“The duck is good.”
I flicked towards the back of the menu where there was a section with Chinese characters and no English translation.
“Congee. It’s not for you.”
“What do you mean? What is it.”
“It’s like porridge. With fish.”
How bad could it be? I imagined myself finishing off a second helping and the elderly matriarch coming out of the kitchen to marvel at this congee loving white man. She would embrace me and call me son.
“I’ll have that.”
“No. You won’t like it.”
“I’ll have that. I bet it’s lovely.”
Suffice to say, 20 minutes later I was placing a £20 note under the mostly untouched bowl of fish porridge and slipping quietly out into the night.
A similar situation in the French town of Troyes in the Champagne region. The regional specialty in those parts is andouillette de troyes, a tripe sausage. You might be surprised to hear that this sounded good to me.
There were three options on the menu of the little bistro I’d wandered into: A, AA, AAA. This was to indicate to what extent the tripe had been washed: A meant that it had been careful rinsed and briefly bleached, AAA meant it had had a quick pat down with a paper towel and sent over to the sausage guy without further ceremony. I ordered the AAA.
It looked lovely– a golden, plump sausage all alone on the plate, steam gently rising into the French night.
I sliced it open down the middle and the smell of the sewer rose to meet me. I gagged a little. The waiter came over,
“Oui, oui. Moutarde, sil vous plait.”
This time, determined not to look weak in front of all these Frenchmen, I finished the meal with the help of half a bottle of mustard and a couple of glasses of scotch. The smell lives with me still.
I made my worst mistake, as is so often the way, in Bangkok. I was there with a friend from London who grew up in the city’s suburbs. We were wondering round late one night after drinking far too much Thai whisky.
My friend saw a food stall, one of those places that was little more than a bicycle, a table, and a pot sitting over a gas fire. This was a forever pot. A stew on an eternal simmer, just hot enough to fight off bacteria. Ingredients were added as necessary to replace the bowls ladled out for hungry customers.
“I’m going to get a bowl from this guy. There’s another good place down the street. We’ll get you something from there.”
“Why don’t I get something from here.”
My friend looked at me straight in the eye.
“Listen Dave. I know what you’re thinking. But this is black crab. It’s not for white people.”
I was shocked and affronted. How dare he.
“Black crab. Sounds great. Get me one.”
“Black crab is sewer crab.” He pointed down at the pavement. “It’s for Thai people. We grew up on it. It’ll make you sick.”
“Nonsense. I’ve got a strong stomach. Gimme.”

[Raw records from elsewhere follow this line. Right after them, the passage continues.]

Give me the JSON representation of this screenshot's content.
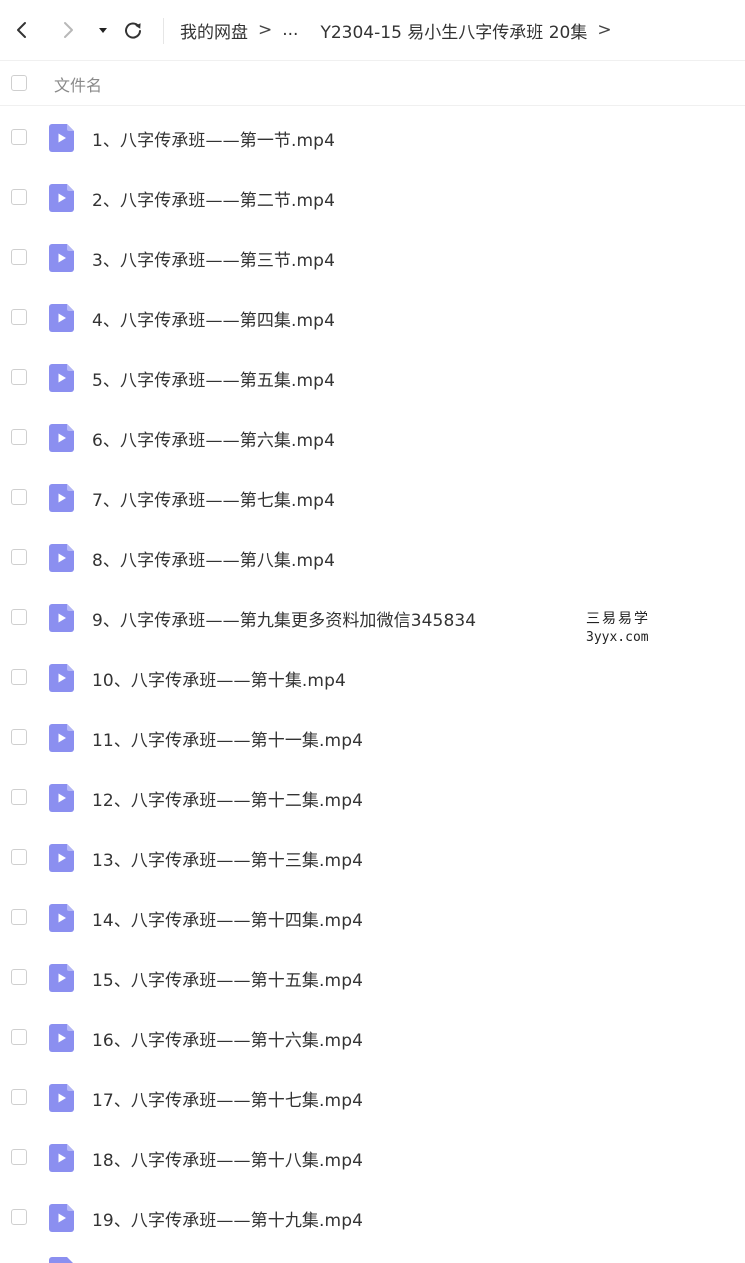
{
  "toolbar": {
    "back_icon": "chevron-left-icon",
    "forward_icon": "chevron-right-icon",
    "dropdown_icon": "caret-down-icon",
    "refresh_icon": "refresh-icon"
  },
  "breadcrumb": {
    "root": "我的网盘",
    "ellipsis": "...",
    "current": "Y2304-15 易小生八字传承班 20集",
    "separator": ">"
  },
  "list_header": {
    "column_filename": "文件名"
  },
  "files": [
    {
      "name": "1、八字传承班——第一节.mp4"
    },
    {
      "name": "2、八字传承班——第二节.mp4"
    },
    {
      "name": "3、八字传承班——第三节.mp4"
    },
    {
      "name": "4、八字传承班——第四集.mp4"
    },
    {
      "name": "5、八字传承班——第五集.mp4"
    },
    {
      "name": "6、八字传承班——第六集.mp4"
    },
    {
      "name": "7、八字传承班——第七集.mp4"
    },
    {
      "name": "8、八字传承班——第八集.mp4"
    },
    {
      "name": "9、八字传承班——第九集更多资料加微信345834"
    },
    {
      "name": "10、八字传承班——第十集.mp4"
    },
    {
      "name": "11、八字传承班——第十一集.mp4"
    },
    {
      "name": "12、八字传承班——第十二集.mp4"
    },
    {
      "name": "13、八字传承班——第十三集.mp4"
    },
    {
      "name": "14、八字传承班——第十四集.mp4"
    },
    {
      "name": "15、八字传承班——第十五集.mp4"
    },
    {
      "name": "16、八字传承班——第十六集.mp4"
    },
    {
      "name": "17、八字传承班——第十七集.mp4"
    },
    {
      "name": "18、八字传承班——第十八集.mp4"
    },
    {
      "name": "19、八字传承班——第十九集.mp4"
    }
  ],
  "file_icon": "video-file-icon",
  "colors": {
    "icon_fill": "#8b8ff0",
    "icon_fold": "#b5b8f6",
    "checkbox_border": "#cfcfcf",
    "header_text": "#8a8a8a"
  },
  "watermark": {
    "line1": "三易易学",
    "line2": "3yyx.com"
  }
}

In contrast to the congee and the andouillette, the black crab curry was delicious. There was an unbelievable depth of flavour, a depth that can only come from years rather than mere hours. There was just the right amount of sweetness to counter the heat of the chillies. A biting tamarind sourness lifted by roughly torn sprigs of thai basil and coriander. The crab meat and claws were rich and tender and savoury and just a tiny bit… off.
The next three days are lost to me. My friend and his mother managed to keep me alive somehow. I won’t go into too much detail. It wasn’t pretty. It wasn’t dignified.
What have I learnt from all this reader?
Well I’ve learnt the Thai words for ‘white boy’ and ‘idiot’ and ‘hospital’. Other than that?
Reader, I’ve learnt nothing.